A whimsical room features a swing chair and draperies of birds, butterflies, insects, and plants in Europe and China. The pattern was inspired by a book of etchings by French naturalist Pierre-Joseph Buchoz. The Buchoz Floral fabric is in a textile collection by the New York Botanical Garden and Vervain.
A living space by Scouted Home pairs a floral wallpaper and a pink couch, acrylic table and fluffy white rug. “A statement wall is the perfect opportunity for a large-scale floral moment — think behind a bed, sofa or as a nursery accent,” she says. When choosing scale, take into account both the size of the space and the pieces within it.
A photograph of flowers on a dark background by Whitney Ott bursts forth in a black-and-white great room designed by Barbara Westbrook for the Southeastern Designer Showhouse and Gardens in Atlanta. Other dramatic details in the room include the candelabra.
A black wicker sectional with a matching coffee table sets the tone for relaxation on this stylish patio. Green and white nautical patterned pillows pad the sofa. A textured planter mounted to the wall creates a vertical garden, and a beer basket keeps refreshments readily available.
The fun, young family who live in this home wanted an open kitchen with a lot of light and space where they could gather together and entertain. For a colorful surprise, the designers created an island with a rich eggplant finish accented with brass details.
Anyone who's strolled down the streets of historic Charleston, S.C., knows that behind every gate or wall lies a picture-perfect garden.
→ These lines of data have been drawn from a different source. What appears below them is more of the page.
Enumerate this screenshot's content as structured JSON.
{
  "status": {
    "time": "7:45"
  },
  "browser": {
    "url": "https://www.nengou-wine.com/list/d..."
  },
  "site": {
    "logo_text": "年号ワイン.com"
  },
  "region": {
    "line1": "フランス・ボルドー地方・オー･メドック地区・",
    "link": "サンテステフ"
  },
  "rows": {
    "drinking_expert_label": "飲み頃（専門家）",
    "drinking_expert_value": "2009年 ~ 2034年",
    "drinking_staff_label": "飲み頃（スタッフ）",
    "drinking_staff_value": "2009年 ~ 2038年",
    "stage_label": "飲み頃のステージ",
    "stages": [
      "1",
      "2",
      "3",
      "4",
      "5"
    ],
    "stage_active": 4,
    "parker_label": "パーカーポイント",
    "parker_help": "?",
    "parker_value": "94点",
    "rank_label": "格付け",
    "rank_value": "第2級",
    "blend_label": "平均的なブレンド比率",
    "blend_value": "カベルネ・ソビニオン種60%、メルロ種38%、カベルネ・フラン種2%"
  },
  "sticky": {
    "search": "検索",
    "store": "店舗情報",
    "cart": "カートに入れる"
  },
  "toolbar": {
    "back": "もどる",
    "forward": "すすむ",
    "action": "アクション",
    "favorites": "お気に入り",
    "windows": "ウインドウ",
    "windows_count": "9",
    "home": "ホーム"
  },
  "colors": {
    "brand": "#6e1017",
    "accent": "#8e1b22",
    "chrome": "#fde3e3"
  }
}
These matte black doors are no exception, marking the entrance to a charming courtyard on lower King Street.
Made from northern white-cedar and bamboo, this quiet pavilion beautifully complements its woodland surroundings. A small reflecting pond and lush vegetation all around ensure that the owners will want to sit and enjoy this space for hours.
Natural stone steps can be a way to call attention to your landscape or to allow it to nestle into the backdrop of a more naturalistic style. They also emphasize the journey, causing visitors to slow down and take their time while exploring this peaceful backyard.
A smooth stone walkway guides visitors over a bridge and towards a pavilion. Here, a dining table and custom kitchen give the owners room to entertain, while a fireplace allows for enjoying the outdoors year-round.
Just around the corner from the dining area, two wicker armchairs give the owners another spot to read or relax. With flowers all around and the warm glow of lights in the distance, the space is truly enchanting.
Clean lines and low-level garden walls provide sweeping views of the desert and city skyline below. In turn, the backyard turns an everyday feature into a stunning visual display and so celebrates the local landscape.
Tucked into the hillside and encircled by trees, this outdoor space by designer Elizabeth Przygoda-Montgomery seems like something out of a dream. Here, visitors can take a lap in the infinity-edge pool, stretch out on either of the lounges, or cozy up by the fire pit and enjoy views of the desert at sunset.
The bar cart in this vintage cottage dining room is the perfect finishing touch. Found at a local Nashville antique mall, this cart gives a classy way to store supplies for a party, while not overpowering the funky Deer Damask wallpaper.
Coleus is an old-fashioned favorite for shady locations, and modern varieties deliver even more. This trio of ColorBlaze coleus boasts beautiful leaves on plants that don’t set flowers easily, which means no more endless deadheading. Mix and match coleus varieties for containers or planting beds by choosing complementary and contrasting leaf colors and patterns. Make sure the coleus you choose is not a full-sun variety if you’re growing it in the shade. Pinch out growing tips when plants are young to increase branching.
Bring on the blooms with Mistral Yellow begonia. This sunny beauty is a type of Begonia boliviensis, which pumps out flowers all summer long. Showcase Mistral Yellow in a hanging basket or tall container. Plants form tubers that overwinter easily in the pot. Slip the pot into a non-freezing, cool, dark location for winter. Barely water once a month. Tubers start sprouting in spring, signaling it’s time to move the plant into bright light.